Seed World

Honeybee Health Project Making Progress

Financial support from Syngenta Canada Inc. for a project that is complementing the National Bee Health Surveillance Project is translating into good progress. Syngenta committed $80,000 over a four-year period for work focused on harmonization of virus detection protocols between Agriculture and Agri-Food Canada, in partnership with the National Bee Diagnostic Centre in Beaverlodge, Alberta, and international reference laboratories in other jurisdictions._x000D_
“As bee health is an issue of global interest and concern, it is critical that the work that is being done here in Canada in terms of honey bee health surveillance is benchmarked and compared with similar work, in a similar way, in other parts of the world. Our support will help ensure that local research on virus detection is able to utilize and build on similar methodologies available to comparable labs elsewhere,” said Dr. Paul Hoekstra, Stewardship and Policy Manager with Syngenta Canada._x000D_
Funding for the project is being provided through Operation Pollinator, a Syngenta program focused on research and partnerships to promote the health and well-being of bees and other pollinators given their essential role in agriculture and nature. This project is proceeding in parallel to the National Bee Health Surveillance Project that is being led by the Beekeepers Commission of Alberta._x000D_

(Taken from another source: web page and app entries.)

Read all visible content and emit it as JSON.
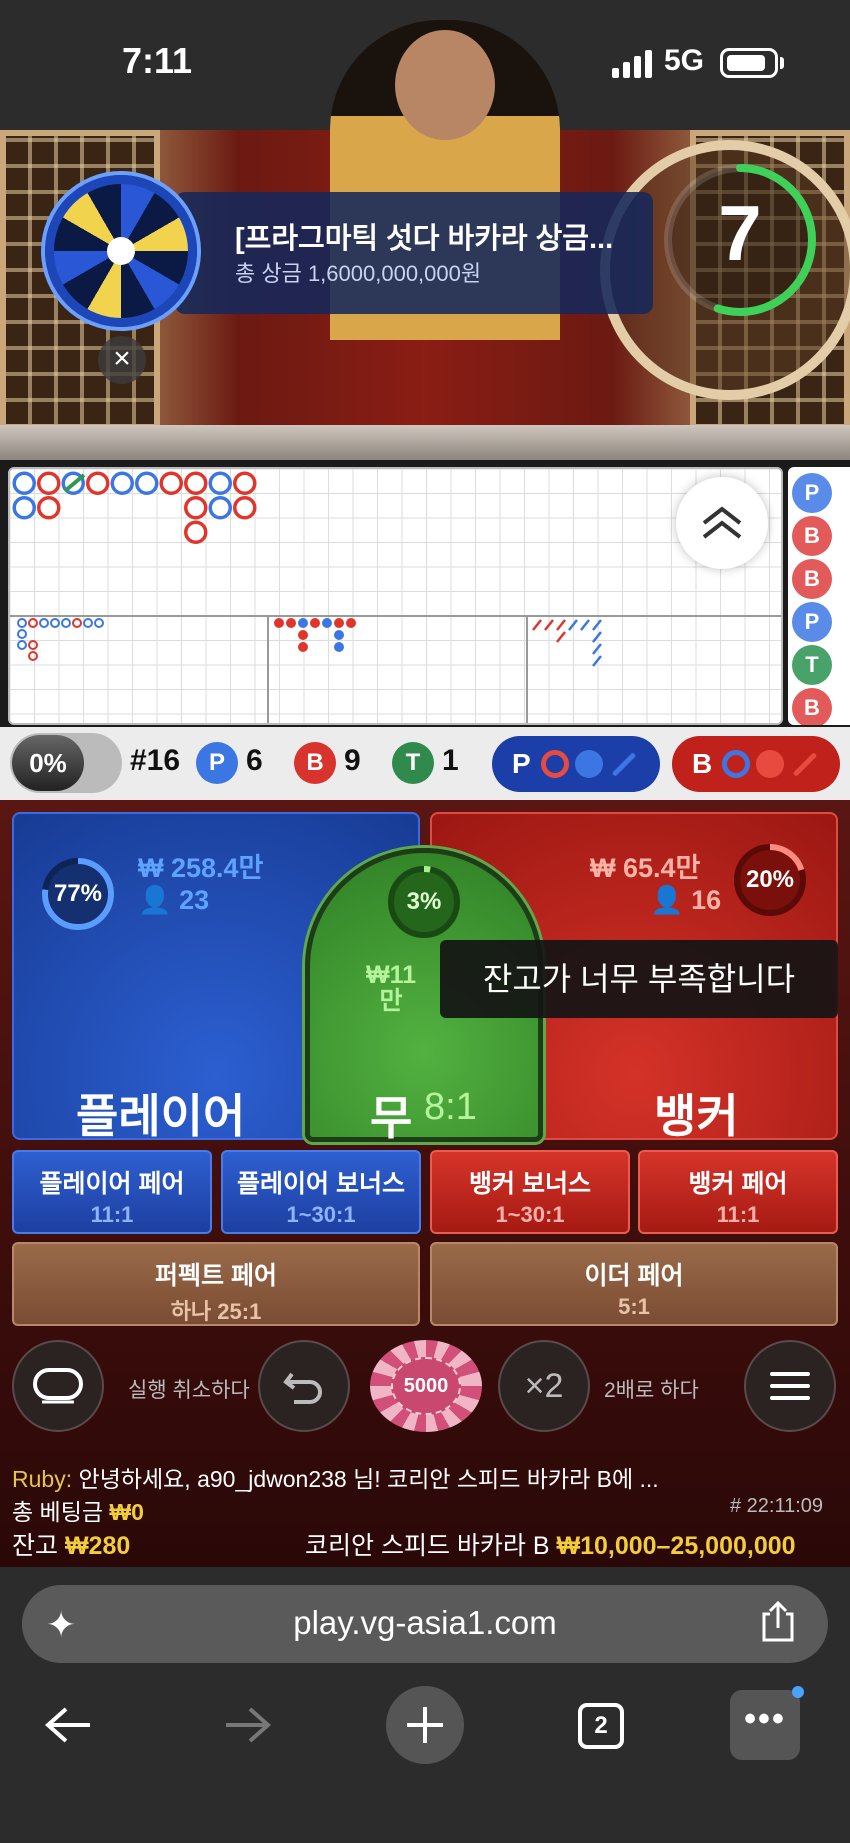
{
  "status_bar": {
    "time": "7:11",
    "network": "5G"
  },
  "video": {
    "promo_title": "[프라그마틱 섯다 바카라 상금...",
    "promo_subtitle": "총 상금 1,6000,000,000원",
    "countdown": "7",
    "countdown_fraction": 0.55,
    "close_label": "×"
  },
  "roadmap": {
    "columns": [
      [
        "P",
        "P"
      ],
      [
        "B",
        "B"
      ],
      [
        "P"
      ],
      [
        "B"
      ],
      [
        "P"
      ],
      [
        "P"
      ],
      [
        "B"
      ],
      [
        "B",
        "B",
        "B"
      ],
      [
        "P",
        "P"
      ],
      [
        "B",
        "B"
      ]
    ],
    "side_results": [
      "P",
      "B",
      "B",
      "P",
      "T",
      "B"
    ]
  },
  "stats": {
    "banker_pct": "0%",
    "round": "#16",
    "player_label": "P",
    "player_count": "6",
    "banker_label": "B",
    "banker_count": "9",
    "tie_label": "T",
    "tie_count": "1",
    "predict_player_label": "P",
    "predict_banker_label": "B"
  },
  "bets": {
    "player": {
      "pct": "77%",
      "pct_value": 77,
      "amount": "₩ 258.4만",
      "players": "23",
      "label": "플레이어"
    },
    "banker": {
      "pct": "20%",
      "pct_value": 20,
      "amount": "₩ 65.4만",
      "players": "16",
      "label": "뱅커"
    },
    "tie": {
      "pct": "3%",
      "pct_value": 3,
      "amount": "₩11\n만",
      "label": "무",
      "odds": "8:1"
    },
    "toast": "잔고가 너무 부족합니다",
    "side": [
      {
        "label": "플레이어 페어",
        "odds": "11:1"
      },
      {
        "label": "플레이어 보너스",
        "odds": "1~30:1"
      },
      {
        "label": "뱅커 보너스",
        "odds": "1~30:1"
      },
      {
        "label": "뱅커 페어",
        "odds": "11:1"
      }
    ],
    "perfect_pair": {
      "label": "퍼펙트 페어",
      "odds": "하나 25:1"
    },
    "either_pair": {
      "label": "이더 페어",
      "odds": "5:1"
    }
  },
  "controls": {
    "undo_label": "실행 취소하다",
    "chip_value": "5000",
    "double_symbol": "×2",
    "double_label": "2배로 하다"
  },
  "info": {
    "chat_user": "Ruby:",
    "chat_text": " 안녕하세요, a90_jdwon238 님! 코리안 스피드 바카라 B에 ...",
    "total_bet_label": "총 베팅금 ",
    "total_bet": "₩0",
    "round_id": "# 22:11:09",
    "balance_label": "잔고 ",
    "balance": "₩280",
    "table_name": "코리안 스피드 바카라 B ",
    "limits": "₩10,000–25,000,000"
  },
  "browser": {
    "url": "play.vg-asia1.com",
    "tab_count": "2",
    "more": "•••"
  },
  "colors": {
    "player": "#2c5fd1",
    "banker": "#d43228",
    "tie": "#52b140",
    "gold": "#f2cd3a"
  }
}
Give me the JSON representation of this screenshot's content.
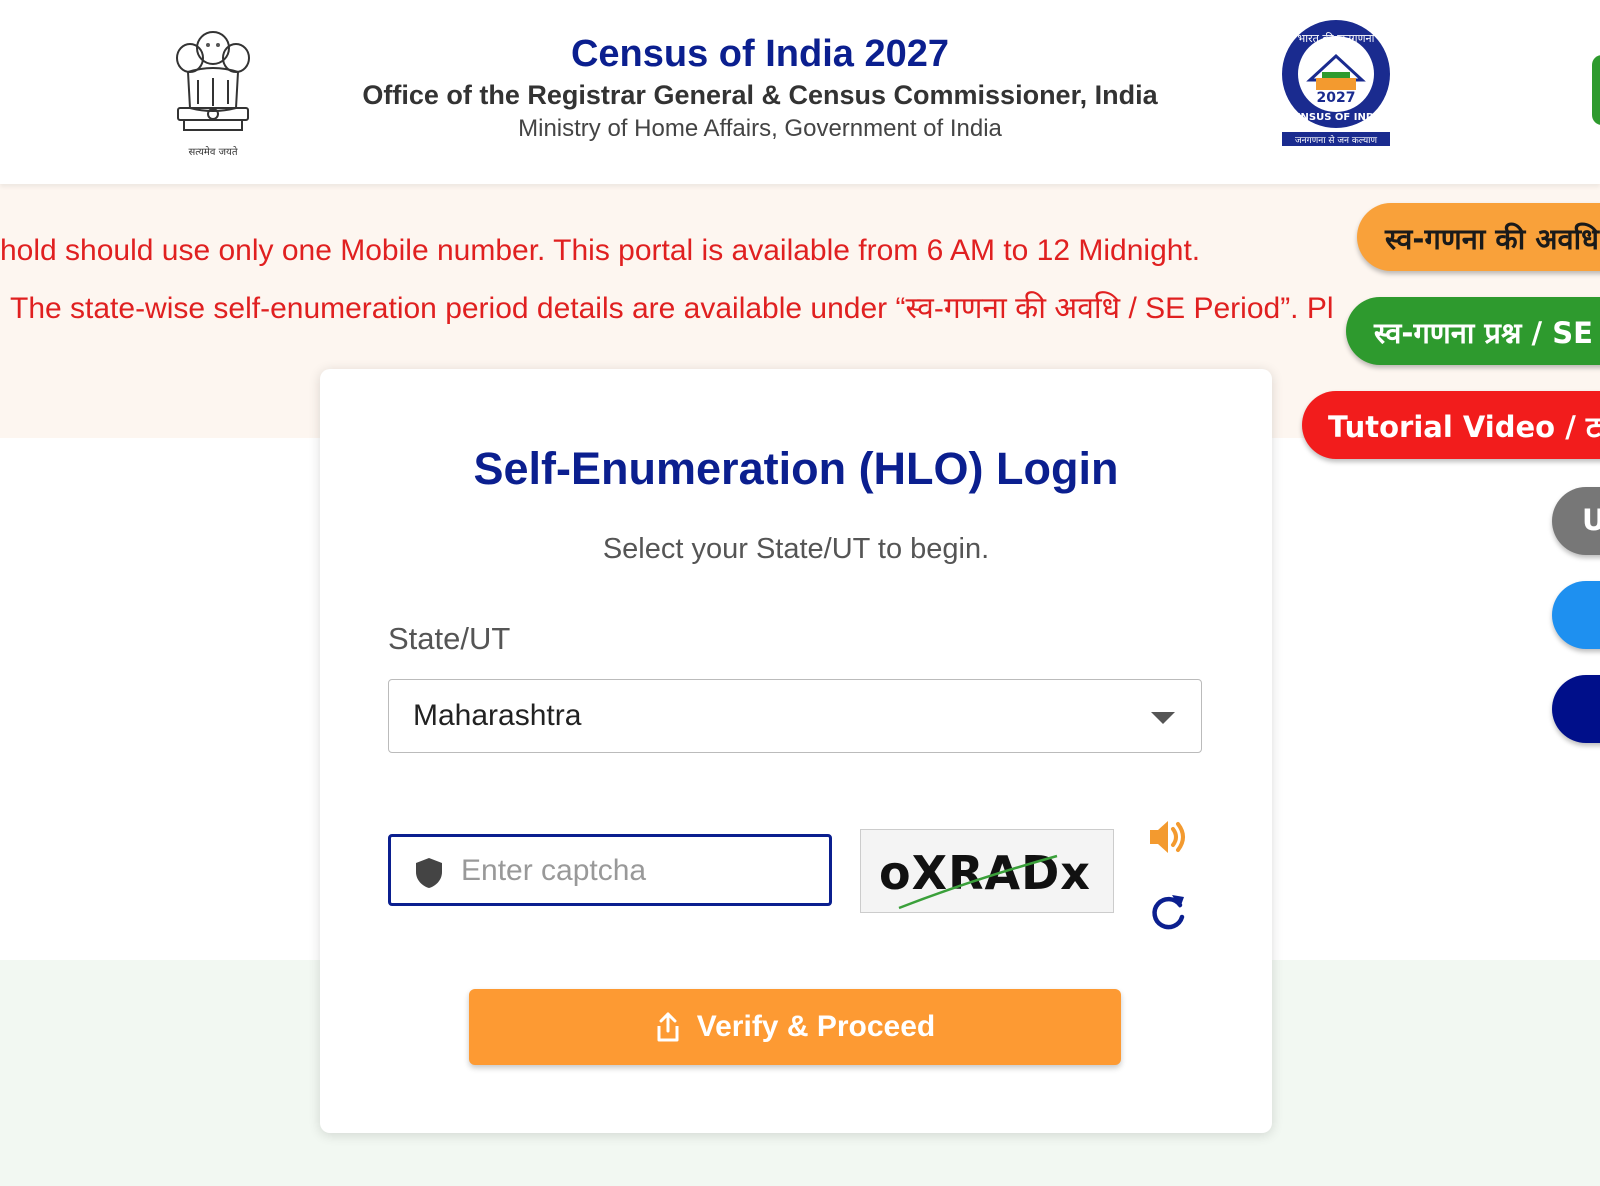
{
  "header": {
    "emblem_caption": "सत्यमेव जयते",
    "title": "Census of India 2027",
    "subtitle": "Office of the Registrar General & Census Commissioner, India",
    "ministry": "Ministry of Home Affairs, Government of India",
    "logo": {
      "top_text": "भारत की जनगणना",
      "year": "2027",
      "ring_text": "CENSUS OF INDIA",
      "tagline": "जनगणना से जन कल्याण"
    }
  },
  "notice": {
    "line1": "hold should use only one Mobile number. This portal is available from 6 AM to 12 Midnight.",
    "line2": "The state-wise self-enumeration period details are available under “स्व-गणना की अवधि / SE Period”. Pl"
  },
  "side_buttons": {
    "se_period": "स्व-गणना की अवधि / SE Period",
    "se_questions": "स्व-गणना प्रश्न / SE Questions",
    "tutorial": "Tutorial Video / ट्यूटोरियल वीडियो",
    "gray_initial": "U"
  },
  "login": {
    "title": "Self-Enumeration (HLO) Login",
    "subtitle": "Select your State/UT to begin.",
    "state_label": "State/UT",
    "state_value": "Maharashtra",
    "captcha_placeholder": "Enter captcha",
    "captcha_text": "oXRADx",
    "verify_label": "Verify & Proceed"
  },
  "colors": {
    "title_blue": "#0b1f8f",
    "notice_red": "#e02020",
    "verify_orange": "#fd9a33",
    "green": "#2e9a2e",
    "red": "#f21c1c"
  },
  "icons": [
    "national-emblem-icon",
    "census-logo-icon",
    "shield-icon",
    "speaker-icon",
    "refresh-icon",
    "share-icon",
    "chevron-down-icon"
  ]
}
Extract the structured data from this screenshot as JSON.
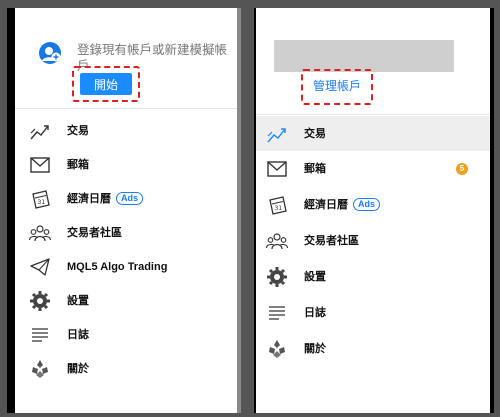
{
  "left": {
    "login_prompt": "登錄現有帳戶或新建模擬帳戶",
    "start_label": "開始",
    "menu": [
      {
        "label": "交易",
        "icon": "trade-chart-icon"
      },
      {
        "label": "郵箱",
        "icon": "mail-icon"
      },
      {
        "label": "經濟日曆",
        "icon": "calendar-icon",
        "badge": "Ads"
      },
      {
        "label": "交易者社區",
        "icon": "community-icon"
      },
      {
        "label": "MQL5 Algo Trading",
        "icon": "telegram-icon"
      },
      {
        "label": "設置",
        "icon": "gear-icon"
      },
      {
        "label": "日誌",
        "icon": "journal-icon"
      },
      {
        "label": "關於",
        "icon": "about-logo-icon"
      }
    ]
  },
  "right": {
    "manage_accounts_label": "管理帳戶",
    "menu": [
      {
        "label": "交易",
        "icon": "trade-chart-icon",
        "active": true
      },
      {
        "label": "郵箱",
        "icon": "mail-icon",
        "count": "5"
      },
      {
        "label": "經濟日曆",
        "icon": "calendar-icon",
        "badge": "Ads"
      },
      {
        "label": "交易者社區",
        "icon": "community-icon"
      },
      {
        "label": "設置",
        "icon": "gear-icon"
      },
      {
        "label": "日誌",
        "icon": "journal-icon"
      },
      {
        "label": "關於",
        "icon": "about-logo-icon"
      }
    ]
  },
  "colors": {
    "accent": "#1a8cff",
    "highlight_border": "#e02020",
    "badge": "#f0a020",
    "active_row": "#eeeeee"
  }
}
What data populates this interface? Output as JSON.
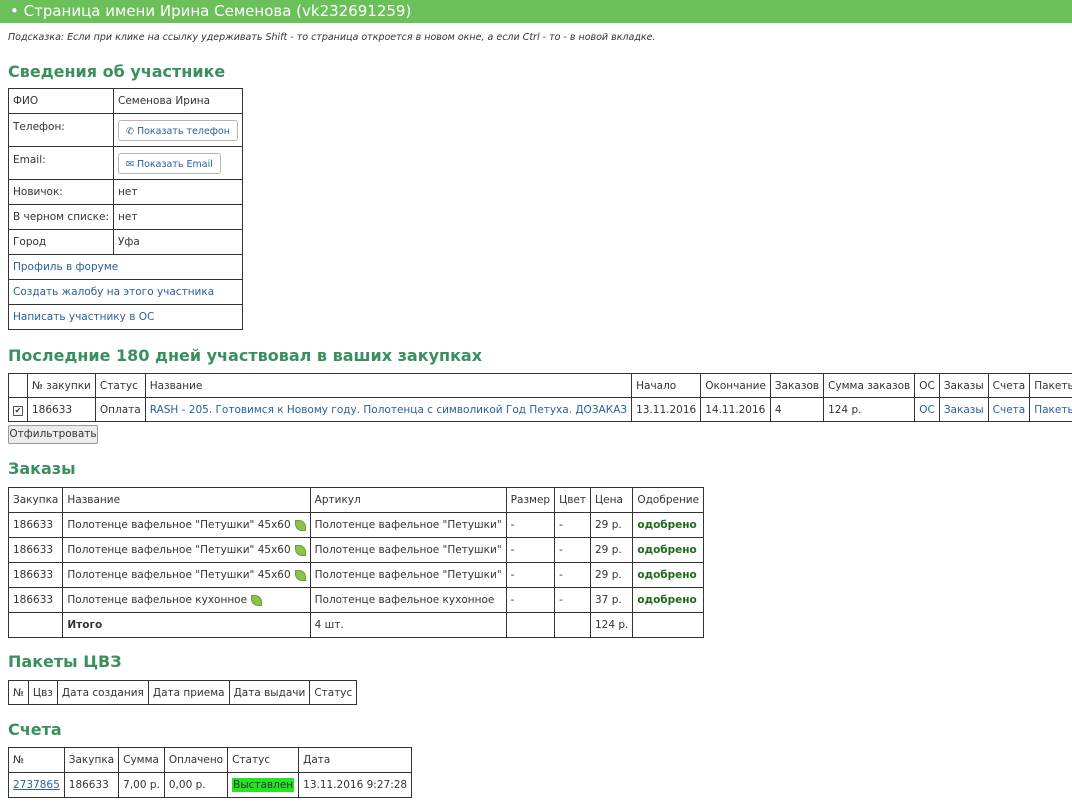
{
  "header": {
    "title": "• Страница имени Ирина Семенова (vk232691259)"
  },
  "hint": "Подсказка: Если при клике на ссылку удерживать Shift - то страница откроется в новом окне, а если Ctrl - то - в новой вкладке.",
  "member": {
    "heading": "Сведения об участнике",
    "fio_label": "ФИО",
    "fio": "Семенова Ирина",
    "phone_label": "Телефон:",
    "phone_btn": "Показать телефон",
    "email_label": "Email:",
    "email_btn": "Показать Email",
    "newbie_label": "Новичок:",
    "newbie": "нет",
    "black_label": "В черном списке:",
    "black": "нет",
    "city_label": "Город",
    "city": "Уфа",
    "forum_link": "Профиль в форуме",
    "complaint_link": "Создать жалобу на этого участника",
    "write_link": "Написать участнику в ОС"
  },
  "purchases": {
    "heading": "Последние 180 дней участвовал в ваших закупках",
    "columns": [
      "",
      "№ закупки",
      "Статус",
      "Название",
      "Начало",
      "Окончание",
      "Заказов",
      "Сумма заказов",
      "ОС",
      "Заказы",
      "Счета",
      "Пакеты"
    ],
    "row": {
      "id": "186633",
      "status": "Оплата",
      "name": "RASH - 205. Готовимся к Новому году. Полотенца с символикой Год Петуха. ДОЗАКАЗ",
      "start": "13.11.2016",
      "end": "14.11.2016",
      "orders": "4",
      "sum": "124 р.",
      "os": "ОС",
      "orders_link": "Заказы",
      "bills_link": "Счета",
      "packets_link": "Пакеты"
    },
    "filter_btn": "Отфильтровать"
  },
  "orders": {
    "heading": "Заказы",
    "columns": [
      "Закупка",
      "Название",
      "Артикул",
      "Размер",
      "Цвет",
      "Цена",
      "Одобрение"
    ],
    "rows": [
      {
        "purchase": "186633",
        "name": "Полотенце вафельное \"Петушки\" 45х60",
        "article": "Полотенце вафельное \"Петушки\"",
        "size": "-",
        "color": "-",
        "price": "29 р.",
        "approval": "одобрено"
      },
      {
        "purchase": "186633",
        "name": "Полотенце вафельное \"Петушки\" 45х60",
        "article": "Полотенце вафельное \"Петушки\"",
        "size": "-",
        "color": "-",
        "price": "29 р.",
        "approval": "одобрено"
      },
      {
        "purchase": "186633",
        "name": "Полотенце вафельное \"Петушки\" 45х60",
        "article": "Полотенце вафельное \"Петушки\"",
        "size": "-",
        "color": "-",
        "price": "29 р.",
        "approval": "одобрено"
      },
      {
        "purchase": "186633",
        "name": "Полотенце вафельное кухонное",
        "article": "Полотенце вафельное кухонное",
        "size": "-",
        "color": "-",
        "price": "37 р.",
        "approval": "одобрено"
      }
    ],
    "total_label": "Итого",
    "total_qty": "4 шт.",
    "total_sum": "124 р."
  },
  "packets": {
    "heading": "Пакеты ЦВЗ",
    "columns": [
      "№",
      "Цвз",
      "Дата создания",
      "Дата приема",
      "Дата выдачи",
      "Статус"
    ]
  },
  "bills": {
    "heading": "Счета",
    "columns": [
      "№",
      "Закупка",
      "Сумма",
      "Оплачено",
      "Статус",
      "Дата"
    ],
    "row": {
      "num": "2737865",
      "purchase": "186633",
      "sum": "7,00 р.",
      "paid": "0,00 р.",
      "status": "Выставлен",
      "date": "13.11.2016 9:27:28"
    }
  }
}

Dr. Stephen Pernal, Research Scientist and Officer-in-Charge of Agriculture and Agri-Food Canada’s Beaverlodge Research Farm, notes that this work is an important complement to the larger surveillance project which will document the nature, extent and prevalence of endemic and exotic disease and pest organisms in Canadian apiaries. “This information has never been comprehensively documented before, particularly with molecular diagnostics. The baseline information that will be obtained from this project is important for regional colony health management practices and will also provide opportunities to identify other exotic organisms before they establish themselves within Canadian honeybee populations.”_x000D_
Summarizing the progress of the project to date, Dr. Pernal says it has allowed for the standardization of protocols used by Agriculture and Agri-Food Canada scientists with those used by scientists in the U.S. and Europe, providing a unique opportunity to train and collaborate with key research facilities on the impact of viruses on bee health.